My motivation was this, I wanted to be able to turn a light on-off across my bedroom with my DirecTV IR remote. My plan was to use the Aux-1 button, since it's not being used for anything else. I needed some kind of circuit that would recognize the Aux-1 IR signal and activate a relay.
After some searching -- and a friend's suggestion -- I found the simerec.com, SIS-1 chip. I considered using the lamp application circuit that they have on their site, but then I remembered that I had an old GE radio remote control AC switch that I could convert instead. Why would I want to convert something that's already remote controllable? First, the radio remote never worked like it should have. Second, I want to be able to control as much as I can from one remote; In my case, a DirecTV 6-in-1 remote.
So, here's what I did...
Step 1: The Original General Electric RF AC Switch
Next, I'll cut open the case...
Step 2: Cut Open the Case
Step 3: Parts Used
The capacitor and resistor are for blocking power supply noise. You don't need them if you are using a clean power source, like a PC power supply, but I figured better safe than sorry.
I'm using a socket because I like to use it instead of a perf/proto-board for a small project like this one.
I decided to use a stereo jack and old headphone cable/plug for the IR receiver so that I could move it around.

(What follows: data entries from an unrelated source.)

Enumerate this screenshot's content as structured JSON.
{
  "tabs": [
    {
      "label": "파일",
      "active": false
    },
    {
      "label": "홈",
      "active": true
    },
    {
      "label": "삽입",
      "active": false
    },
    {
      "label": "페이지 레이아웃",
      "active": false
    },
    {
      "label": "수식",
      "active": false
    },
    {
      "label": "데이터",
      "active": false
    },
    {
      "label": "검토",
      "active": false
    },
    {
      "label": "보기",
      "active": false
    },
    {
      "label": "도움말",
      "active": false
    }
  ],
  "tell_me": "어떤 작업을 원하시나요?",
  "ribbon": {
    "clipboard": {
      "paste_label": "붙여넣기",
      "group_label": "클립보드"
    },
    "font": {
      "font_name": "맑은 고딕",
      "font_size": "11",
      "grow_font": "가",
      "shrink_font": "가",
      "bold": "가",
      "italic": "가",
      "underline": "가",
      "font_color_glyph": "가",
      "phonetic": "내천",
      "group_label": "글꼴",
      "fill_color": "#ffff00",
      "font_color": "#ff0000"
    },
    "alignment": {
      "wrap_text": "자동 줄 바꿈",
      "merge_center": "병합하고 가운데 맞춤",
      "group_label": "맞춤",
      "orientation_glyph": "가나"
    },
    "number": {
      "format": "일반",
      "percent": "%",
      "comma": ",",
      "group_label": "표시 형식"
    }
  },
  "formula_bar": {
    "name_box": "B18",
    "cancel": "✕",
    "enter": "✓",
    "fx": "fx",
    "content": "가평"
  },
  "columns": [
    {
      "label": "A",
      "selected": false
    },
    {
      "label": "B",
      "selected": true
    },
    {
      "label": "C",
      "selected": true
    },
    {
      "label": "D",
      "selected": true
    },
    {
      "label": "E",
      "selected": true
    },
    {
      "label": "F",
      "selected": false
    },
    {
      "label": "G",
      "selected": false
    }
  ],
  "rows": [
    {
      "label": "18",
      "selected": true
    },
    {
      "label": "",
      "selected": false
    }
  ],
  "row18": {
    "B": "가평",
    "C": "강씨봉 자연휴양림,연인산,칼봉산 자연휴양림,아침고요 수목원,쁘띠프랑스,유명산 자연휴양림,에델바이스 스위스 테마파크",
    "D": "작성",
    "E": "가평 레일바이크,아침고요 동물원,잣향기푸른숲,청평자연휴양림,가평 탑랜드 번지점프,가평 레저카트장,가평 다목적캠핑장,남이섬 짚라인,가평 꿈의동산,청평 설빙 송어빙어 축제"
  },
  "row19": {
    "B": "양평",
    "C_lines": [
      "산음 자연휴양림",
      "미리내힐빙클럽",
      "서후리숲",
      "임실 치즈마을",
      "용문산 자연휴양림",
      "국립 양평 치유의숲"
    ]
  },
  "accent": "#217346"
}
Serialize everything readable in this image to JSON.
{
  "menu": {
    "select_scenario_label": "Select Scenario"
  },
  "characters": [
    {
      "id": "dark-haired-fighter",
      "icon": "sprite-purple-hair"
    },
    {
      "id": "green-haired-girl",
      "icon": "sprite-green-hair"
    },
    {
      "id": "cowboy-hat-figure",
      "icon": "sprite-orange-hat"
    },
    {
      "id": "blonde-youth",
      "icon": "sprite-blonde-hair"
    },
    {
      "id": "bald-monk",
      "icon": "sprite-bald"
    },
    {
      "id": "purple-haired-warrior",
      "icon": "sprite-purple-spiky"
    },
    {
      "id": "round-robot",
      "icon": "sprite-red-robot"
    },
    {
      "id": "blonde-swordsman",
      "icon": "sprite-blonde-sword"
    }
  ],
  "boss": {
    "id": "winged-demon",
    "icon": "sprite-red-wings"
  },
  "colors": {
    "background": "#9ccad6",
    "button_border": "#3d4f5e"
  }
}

I really don't need it now because the AC switch will be behind a table that is able to pick up the IR signal when I bounce it off of the ceiling. But if I ever decide to re-arrange things the plug/jack/cable give me more options.

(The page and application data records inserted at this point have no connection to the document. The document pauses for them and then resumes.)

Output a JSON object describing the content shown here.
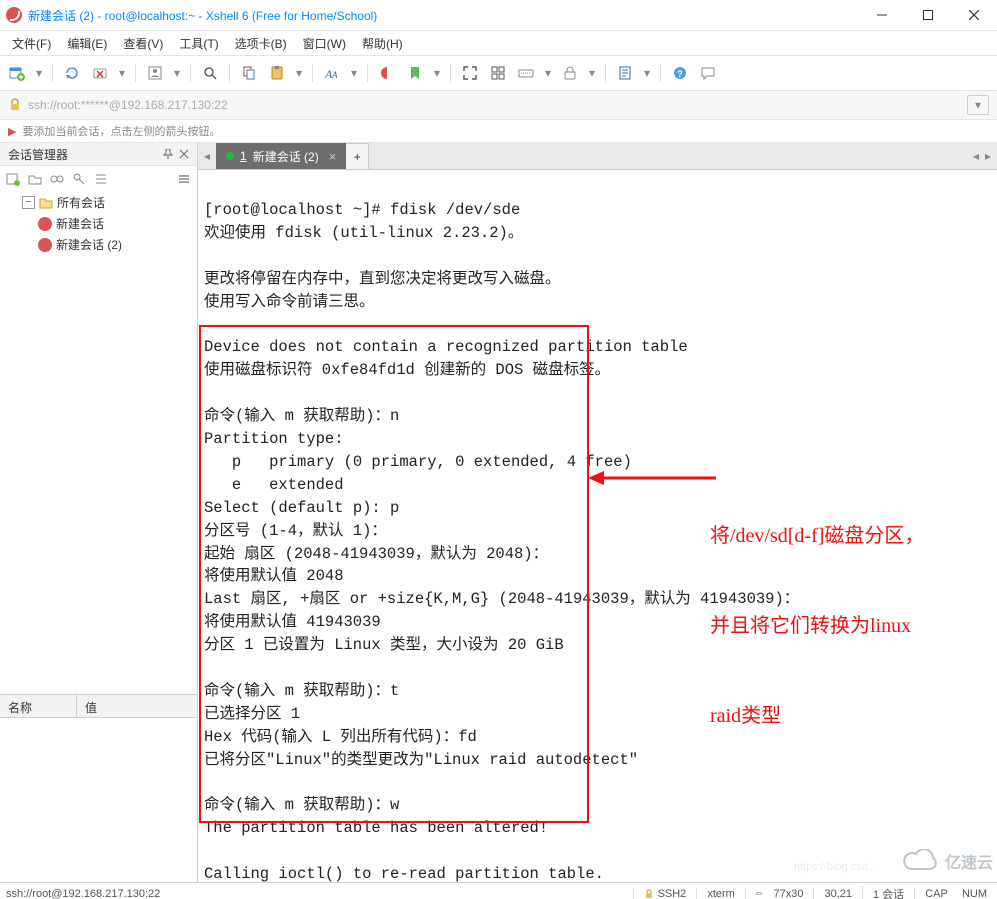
{
  "window": {
    "title": "新建会话 (2) - root@localhost:~ - Xshell 6 (Free for Home/School)"
  },
  "menu": {
    "file": "文件(F)",
    "edit": "编辑(E)",
    "view": "查看(V)",
    "tools": "工具(T)",
    "tabs": "选项卡(B)",
    "window": "窗口(W)",
    "help": "帮助(H)"
  },
  "addressbar": {
    "text": "ssh://root:******@192.168.217.130:22"
  },
  "hint": {
    "text": "要添加当前会话，点击左侧的箭头按钮。"
  },
  "sidebar": {
    "title": "会话管理器",
    "root": "所有会话",
    "items": [
      "新建会话",
      "新建会话 (2)"
    ],
    "prop_name": "名称",
    "prop_value": "值"
  },
  "tabs": {
    "t1_index": "1",
    "t1_label": "新建会话 (2)"
  },
  "terminal": {
    "content": "[root@localhost ~]# fdisk /dev/sde\n欢迎使用 fdisk (util-linux 2.23.2)。\n\n更改将停留在内存中，直到您决定将更改写入磁盘。\n使用写入命令前请三思。\n\nDevice does not contain a recognized partition table\n使用磁盘标识符 0xfe84fd1d 创建新的 DOS 磁盘标签。\n\n命令(输入 m 获取帮助)：n\nPartition type:\n   p   primary (0 primary, 0 extended, 4 free)\n   e   extended\nSelect (default p): p\n分区号 (1-4，默认 1)：\n起始 扇区 (2048-41943039，默认为 2048)：\n将使用默认值 2048\nLast 扇区, +扇区 or +size{K,M,G} (2048-41943039，默认为 41943039)：\n将使用默认值 41943039\n分区 1 已设置为 Linux 类型，大小设为 20 GiB\n\n命令(输入 m 获取帮助)：t\n已选择分区 1\nHex 代码(输入 L 列出所有代码)：fd\n已将分区\"Linux\"的类型更改为\"Linux raid autodetect\"\n\n命令(输入 m 获取帮助)：w\nThe partition table has been altered!\n\nCalling ioctl() to re-read partition table."
  },
  "annotation": {
    "l1": "将/dev/sd[d-f]磁盘分区，",
    "l2": "并且将它们转换为linux",
    "l3": "raid类型"
  },
  "status": {
    "left": "ssh://root@192.168.217.130:22",
    "proto": "SSH2",
    "term": "xterm",
    "size": "77x30",
    "pos": "30,21",
    "sessions": "1 会话",
    "cap": "CAP",
    "num": "NUM"
  },
  "watermark": {
    "brand": "亿速云",
    "ghost": "https://blog.csd..."
  },
  "colors": {
    "accent_red": "#e11",
    "tab_bg": "#6d6d6d",
    "green_dot": "#26b83f",
    "title_blue": "#0a84ff"
  }
}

The switch is used to put the SIS-1 into program mode, so that I can teach it the Aux-1 button. I'm going to install the switch so that it's accessible after I epoxy the enclosure back together so that I can re-program the SIS-1 if/whenever I want in the future.
Step 4: Wiring Plan
Step 5: GE AC Switch Circuit Board
1. RF antenna was removed to give more clearance.
2. Ground source.
3. +5v source.
4. Top leg of resistor R5 was de-soldered, so that the SIS-1
toggle output (pin 3 on SIS-1) could be connected. It's
through R5 that the transistor activates the relay.
5. These two lines run to an LED that lights when the relay is
active. I don't want an indicator, so I disconnected it;
However a diode connection is required here for the circuit
to work, so I moved the LED to the back of the circuit board,
so it's out of sight.
Step 6: Wire Is Soldered to R5 and Heat Shrinked
Step 7: Solder Wires and Resistor to Chip Socket
Step 8: Drilled Holes for IR Receiver Jack (stereo Jack) and Pushbutton Switch
Step 9: IR Chip Installed
Step 10: Final Installation
Step 11: Profiles of IR Jack and Pushbutton
Step 12: Final Product
Programming the SIS-1 to respond to the Aux-1 button of my remote was almost too easy:
1. On the now modified GE unit, I pushed the programming button that was installed in step 10. As expected, the relay activated, and the light came on (this indicates that the SIS-1 is ready to learn the IR code).
2. I aimed the remote and pressed the Aux-1 button, and the light went off (this indicated that the SIS-1 learned the Aux-1 IR code.)
That's it. Now each time I press the Aux-1 button on my remote, the light switches on-off.
Now I don't have to get out of bed to turn my light on-off, and I don't have to keep track of more than one remote, not to mention changing batteries in more than one remote.
I'm planning on installing these chips into a few other items around the house, and I hope to post those projects too!